Bazawule’s intention was to oscillate between joy and pain, a very human approach, he said. “We never wallow in just pain. Certainly, a people who have birthed such beautiful manifestations to this world, there’s no way that Black people just deal with pain. It’s impossible,” he said. “When you hear gospel, when you hear jazz, when you hear all these things, that’s turning pain into power.”

He explained that the pain-joy approach “gave us a much fuller picture of her struggles. It was also the back and forth between her reality and her fantasies, and that is also a very important place, a refuge, in a way, for someone like her who was dealing with an external abuser. She could create a world in which she was more powerful than her abuser.”

Celie experiences bliss in part through dance. However, Barrino-Taylor, known for gospel and R&B ballads, wasn’t used to up-tempo movement.

“When they first said I had to learn how to tap dance, I thought everybody was crazy,” she said, giggling. “I literally laughed, I cried, I laughed, I cried. I was terrified. I didn’t even think my feet were going to move.”
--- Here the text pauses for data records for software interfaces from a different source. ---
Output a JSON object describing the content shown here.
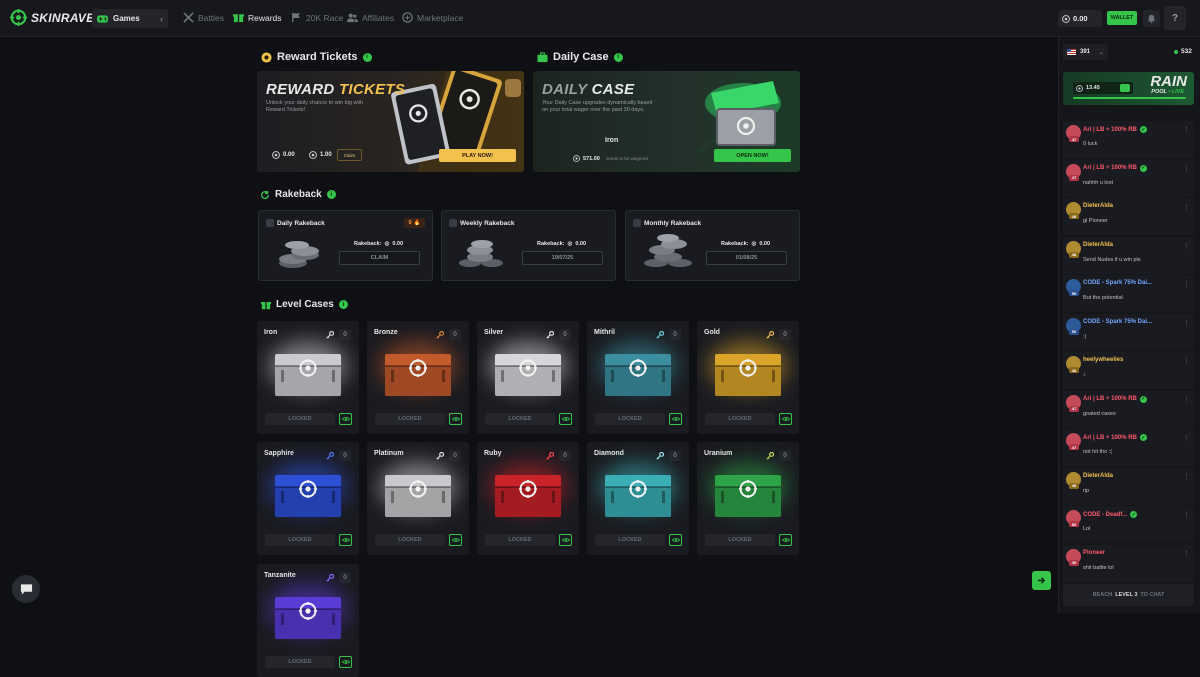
{
  "brand": {
    "name": "SKINRAVE",
    "accent": "#35c54a",
    "gold": "#f2c14e"
  },
  "topbar": {
    "games_label": "Games",
    "nav": [
      {
        "label": "Battles",
        "icon": "swords-icon",
        "active": false
      },
      {
        "label": "Rewards",
        "icon": "gift-icon",
        "active": true
      },
      {
        "label": "20K Race",
        "icon": "flag-icon",
        "active": false
      },
      {
        "label": "Affiliates",
        "icon": "users-icon",
        "active": false
      },
      {
        "label": "Marketplace",
        "icon": "store-icon",
        "active": false
      }
    ],
    "balance": "0.00",
    "wallet_label": "WALLET"
  },
  "reward_tickets": {
    "heading": "Reward Tickets",
    "title_a": "REWARD",
    "title_b": "TICKETS",
    "description": "Unlock your daily chance to win big with Reward Tickets!",
    "balance_a": "0.00",
    "balance_b": "1.00",
    "claim_label": "Claim",
    "play_label": "PLAY NOW!"
  },
  "daily_case": {
    "heading": "Daily Case",
    "title_a": "DAILY",
    "title_b": "CASE",
    "description": "Your Daily Case upgrades dynamically based on your total wager over the past 30 days.",
    "tier": "Iron",
    "wager_needed": "571.00",
    "wager_note": "needs to be wagered",
    "open_label": "OPEN NOW!"
  },
  "rakeback": {
    "heading": "Rakeback",
    "cards": [
      {
        "title": "Daily Rakeback",
        "label": "Rakeback:",
        "amount": "0.00",
        "button": "CLAIM",
        "streak": "0"
      },
      {
        "title": "Weekly Rakeback",
        "label": "Rakeback:",
        "amount": "0.00",
        "button": "19/07/25"
      },
      {
        "title": "Monthly Rakeback",
        "label": "Rakeback:",
        "amount": "0.00",
        "button": "01/08/25"
      }
    ]
  },
  "level_cases": {
    "heading": "Level Cases",
    "locked_label": "LOCKED",
    "cases": [
      {
        "name": "Iron",
        "keys": "0",
        "color": "#c9cbd0",
        "key_color": "#d8d8d8"
      },
      {
        "name": "Bronze",
        "keys": "0",
        "color": "#c25a2c",
        "key_color": "#d9853f"
      },
      {
        "name": "Silver",
        "keys": "0",
        "color": "#d6d7db",
        "key_color": "#e6e6e6"
      },
      {
        "name": "Mithril",
        "keys": "0",
        "color": "#3b8fa0",
        "key_color": "#6fd1e0"
      },
      {
        "name": "Gold",
        "keys": "0",
        "color": "#d9a429",
        "key_color": "#f2c14e"
      },
      {
        "name": "Sapphire",
        "keys": "0",
        "color": "#2d4fd6",
        "key_color": "#5878ff"
      },
      {
        "name": "Platinum",
        "keys": "0",
        "color": "#c8c9cc",
        "key_color": "#dfe0e4"
      },
      {
        "name": "Ruby",
        "keys": "0",
        "color": "#c82329",
        "key_color": "#ff4d52"
      },
      {
        "name": "Diamond",
        "keys": "0",
        "color": "#3aaeb4",
        "key_color": "#9fe8f0"
      },
      {
        "name": "Uranium",
        "keys": "0",
        "color": "#2fa34a",
        "key_color": "#c8e04a"
      },
      {
        "name": "Tanzanite",
        "keys": "0",
        "color": "#5a3bd6",
        "key_color": "#8a6bff"
      }
    ]
  },
  "chat": {
    "room": "391",
    "online": "532",
    "rain": {
      "amount": "13.45",
      "title": "RAIN",
      "sub_a": "POOL",
      "sub_b": "• LIVE"
    },
    "messages": [
      {
        "user": "Ari | LB + 100% RB",
        "text": "0 luck",
        "verified": true,
        "name_color": "#ff5a6b",
        "avatar": "#c54a5a",
        "level": "47",
        "lvl_color": "#b23546"
      },
      {
        "user": "Ari | LB + 100% RB",
        "text": "nahhh u lost",
        "verified": true,
        "name_color": "#ff5a6b",
        "avatar": "#c54a5a",
        "level": "47",
        "lvl_color": "#b23546"
      },
      {
        "user": "DieterAlda",
        "text": "gl Pioneer",
        "verified": false,
        "name_color": "#f2c14e",
        "avatar": "#b08a30",
        "level": "48",
        "lvl_color": "#8a6a1a"
      },
      {
        "user": "DieterAlda",
        "text": "Send Nudes if u win pls",
        "verified": false,
        "name_color": "#f2c14e",
        "avatar": "#b08a30",
        "level": "48",
        "lvl_color": "#8a6a1a"
      },
      {
        "user": "CODE - Spark 75% Dai...",
        "text": "But the potential",
        "verified": false,
        "name_color": "#6fa8ff",
        "avatar": "#2d5a9a",
        "level": "50",
        "lvl_color": "#2a4f8f"
      },
      {
        "user": "CODE - Spark 75% Dai...",
        "text": ":(",
        "verified": false,
        "name_color": "#6fa8ff",
        "avatar": "#2d5a9a",
        "level": "50",
        "lvl_color": "#2a4f8f"
      },
      {
        "user": "heelywheelies",
        "text": "♪",
        "verified": false,
        "name_color": "#f2c14e",
        "avatar": "#b08a30",
        "level": "46",
        "lvl_color": "#8a6a1a"
      },
      {
        "user": "Ari | LB + 100% RB",
        "text": "goated cases",
        "verified": true,
        "name_color": "#ff5a6b",
        "avatar": "#c54a5a",
        "level": "47",
        "lvl_color": "#b23546"
      },
      {
        "user": "Ari | LB + 100% RB",
        "text": "not hit tho :(",
        "verified": true,
        "name_color": "#ff5a6b",
        "avatar": "#c54a5a",
        "level": "47",
        "lvl_color": "#b23546"
      },
      {
        "user": "DieterAlda",
        "text": "rip",
        "verified": false,
        "name_color": "#f2c14e",
        "avatar": "#b08a30",
        "level": "48",
        "lvl_color": "#8a6a1a"
      },
      {
        "user": "CODE - Deadf...",
        "text": "Lol",
        "verified": true,
        "name_color": "#ff5a6b",
        "avatar": "#c54a5a",
        "level": "52",
        "lvl_color": "#b23546"
      },
      {
        "user": "Pioneer",
        "text": "shit battle lol",
        "verified": false,
        "name_color": "#ff5a6b",
        "avatar": "#c54a5a",
        "level": "49",
        "lvl_color": "#b23546"
      }
    ],
    "reach_a": "REACH",
    "reach_b": "LEVEL 3",
    "reach_c": "TO CHAT"
  }
}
The process was challenging, but Barrino-Taylor stuck with it. After a full day of shooting on location in Georgia, she dragged herself into her garage, armed with a pair of tap shoes and got to work. “We wouldn’t get home until, like, 6, 7 o’clock in the morning. But I would go in there, put my tights on, and I would practice. Because I knew on the day when we filmed, I needed to allow Celie to take over, not be thinking 1-2-3-4, ba-ba-ba-ba, ba-ba-ba-ba,” she rhythmed.